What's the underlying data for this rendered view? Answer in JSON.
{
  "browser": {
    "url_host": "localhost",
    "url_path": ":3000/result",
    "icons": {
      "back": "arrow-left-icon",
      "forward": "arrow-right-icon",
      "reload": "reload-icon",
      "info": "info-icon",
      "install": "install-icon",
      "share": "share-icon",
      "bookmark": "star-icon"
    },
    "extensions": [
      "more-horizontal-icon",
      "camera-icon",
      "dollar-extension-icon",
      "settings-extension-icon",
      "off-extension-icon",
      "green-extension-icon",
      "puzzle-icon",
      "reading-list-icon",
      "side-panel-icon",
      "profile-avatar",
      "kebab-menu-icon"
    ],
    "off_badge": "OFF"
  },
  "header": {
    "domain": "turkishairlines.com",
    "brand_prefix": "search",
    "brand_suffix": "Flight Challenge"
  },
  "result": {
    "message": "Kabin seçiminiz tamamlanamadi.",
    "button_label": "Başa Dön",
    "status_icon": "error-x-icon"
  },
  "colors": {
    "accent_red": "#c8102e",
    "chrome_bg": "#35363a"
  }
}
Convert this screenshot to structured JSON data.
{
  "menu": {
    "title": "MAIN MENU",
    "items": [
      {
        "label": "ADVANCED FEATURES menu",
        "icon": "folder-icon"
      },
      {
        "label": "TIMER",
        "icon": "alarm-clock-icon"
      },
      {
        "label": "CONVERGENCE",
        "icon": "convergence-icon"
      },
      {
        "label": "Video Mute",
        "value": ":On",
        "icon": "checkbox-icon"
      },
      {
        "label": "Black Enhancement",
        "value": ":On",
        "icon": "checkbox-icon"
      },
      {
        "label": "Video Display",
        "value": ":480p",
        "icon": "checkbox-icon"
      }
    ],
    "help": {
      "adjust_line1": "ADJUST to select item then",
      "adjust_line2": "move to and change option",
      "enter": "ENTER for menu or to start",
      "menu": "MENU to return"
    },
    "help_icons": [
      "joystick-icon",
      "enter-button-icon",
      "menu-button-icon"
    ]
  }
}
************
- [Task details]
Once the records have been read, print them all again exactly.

- [Result for this task]
What's the underlying data for this rendered view? Answer in JSON.
{
  "browser": {
    "url_host": "localhost",
    "url_path": ":3000/result",
    "icons": {
      "back": "arrow-left-icon",
      "forward": "arrow-right-icon",
      "reload": "reload-icon",
      "info": "info-icon",
      "install": "install-icon",
      "share": "share-icon",
      "bookmark": "star-icon"
    },
    "extensions": [
      "more-horizontal-icon",
      "camera-icon",
      "dollar-extension-icon",
      "settings-extension-icon",
      "off-extension-icon",
      "green-extension-icon",
      "puzzle-icon",
      "reading-list-icon",
      "side-panel-icon",
      "profile-avatar",
      "kebab-menu-icon"
    ],
    "off_badge": "OFF"
  },
  "header": {
    "domain": "turkishairlines.com",
    "brand_prefix": "search",
    "brand_suffix": "Flight Challenge"
  },
  "result": {
    "message": "Kabin seçiminiz tamamlanamadi.",
    "button_label": "Başa Dön",
    "status_icon": "error-x-icon"
  },
  "colors": {
    "accent_red": "#c8102e",
    "chrome_bg": "#35363a"
  }
}
Convert this screenshot to structured JSON data.
{
  "menu": {
    "title": "MAIN MENU",
    "items": [
      {
        "label": "ADVANCED FEATURES menu",
        "icon": "folder-icon"
      },
      {
        "label": "TIMER",
        "icon": "alarm-clock-icon"
      },
      {
        "label": "CONVERGENCE",
        "icon": "convergence-icon"
      },
      {
        "label": "Video Mute",
        "value": ":On",
        "icon": "checkbox-icon"
      },
      {
        "label": "Black Enhancement",
        "value": ":On",
        "icon": "checkbox-icon"
      },
      {
        "label": "Video Display",
        "value": ":480p",
        "icon": "checkbox-icon"
      }
    ],
    "help": {
      "adjust_line1": "ADJUST to select item then",
      "adjust_line2": "move to and change option",
      "enter": "ENTER for menu or to start",
      "menu": "MENU to return"
    },
    "help_icons": [
      "joystick-icon",
      "enter-button-icon",
      "menu-button-icon"
    ]
  }
}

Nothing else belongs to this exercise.